**Task prompt:**
In the entries below, find every line holding the string "Today" and collect it.

(Saved entries)
%%

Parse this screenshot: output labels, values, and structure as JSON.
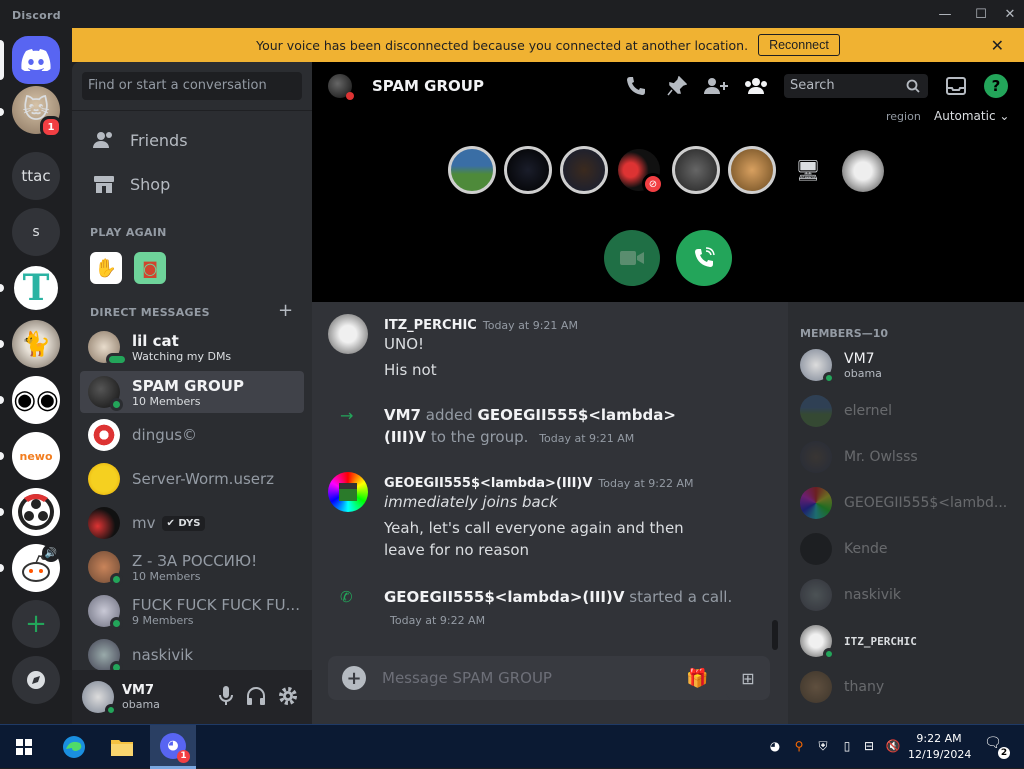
{
  "window": {
    "app_title": "Discord",
    "minimize": "—",
    "maximize": "☐",
    "close": "✕"
  },
  "servers": [
    {
      "name": "direct-messages"
    },
    {
      "name": "cat-server",
      "badge": "1"
    },
    {
      "name": "ttac",
      "label": "ttac"
    },
    {
      "name": "s",
      "label": "s"
    },
    {
      "name": "t-server"
    },
    {
      "name": "cat2"
    },
    {
      "name": "face"
    },
    {
      "name": "newo"
    },
    {
      "name": "obs"
    },
    {
      "name": "reddit"
    },
    {
      "name": "add-server",
      "label": "+"
    },
    {
      "name": "explore"
    }
  ],
  "banner": {
    "text": "Your voice has been disconnected because you connected at another location.",
    "button": "Reconnect",
    "close": "✕"
  },
  "sidebar": {
    "search_placeholder": "Find or start a conversation",
    "nav": [
      {
        "label": "Friends"
      },
      {
        "label": "Shop"
      }
    ],
    "play_again": "PLAY AGAIN",
    "dm_header": "DIRECT MESSAGES",
    "dm_add": "+",
    "dms": [
      {
        "name": "lil cat",
        "sub": "Watching my DMs",
        "bright": true
      },
      {
        "name": "SPAM GROUP",
        "sub": "10 Members",
        "selected": true
      },
      {
        "name": "dingus©",
        "sub": ""
      },
      {
        "name": "Server-Worm.userz",
        "sub": ""
      },
      {
        "name": "mv",
        "sub": "",
        "tag": "DYS"
      },
      {
        "name": "Z - ЗА РОССИЮ!",
        "sub": "10 Members"
      },
      {
        "name": "FUCK FUCK FUCK FU...",
        "sub": "9 Members"
      },
      {
        "name": "naskivik",
        "sub": ""
      }
    ]
  },
  "user": {
    "name": "VM7",
    "status": "obama"
  },
  "header": {
    "title": "SPAM GROUP",
    "search": "Search",
    "region_label": "region",
    "region_value": "Automatic"
  },
  "chat": {
    "messages": [
      {
        "author": "ITZ_PERCHIC",
        "time": "Today at 9:21 AM",
        "lines": [
          "UNO!",
          "His not"
        ]
      },
      {
        "system": true,
        "actor": "VM7",
        "verb": "added",
        "target": "GEOEGII555$<lambda>(III)V",
        "suffix": "to the group.",
        "time": "Today at 9:21 AM"
      },
      {
        "author": "GEOEGII555$<lambda>(III)V",
        "time": "Today at 9:22 AM",
        "lines": [
          "immediately joins back",
          "Yeah, let's call everyone again and then leave for no reason"
        ]
      },
      {
        "system": true,
        "actor": "GEOEGII555$<lambda>(III)V",
        "verb": "started a call.",
        "time": "Today at 9:22 AM"
      }
    ],
    "composer_placeholder": "Message SPAM GROUP"
  },
  "members": {
    "header": "MEMBERS—10",
    "list": [
      {
        "name": "VM7",
        "sub": "obama",
        "online": true
      },
      {
        "name": "elernel",
        "online": false
      },
      {
        "name": "Mr. Owlsss",
        "online": false
      },
      {
        "name": "GEOEGII555$<lambd...",
        "online": false
      },
      {
        "name": "Kende",
        "online": false
      },
      {
        "name": "naskivik",
        "online": false
      },
      {
        "name": "ITZ_PERCHIC",
        "online": true
      },
      {
        "name": "thany",
        "online": false
      }
    ]
  },
  "taskbar": {
    "time": "9:22 AM",
    "date": "12/19/2024",
    "notif_count": "2",
    "discord_badge": "1"
  },
  "colors": {
    "brand": "#5865f2",
    "online": "#23a55a",
    "banner": "#f0b232",
    "danger": "#f23f43"
  }
}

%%

**Exercise solution:**
        "time": "Today at 9:21 AM",
        "time": "Today at 9:21 AM"
        "time": "Today at 9:22 AM",
        "time": "Today at 9:22 AM"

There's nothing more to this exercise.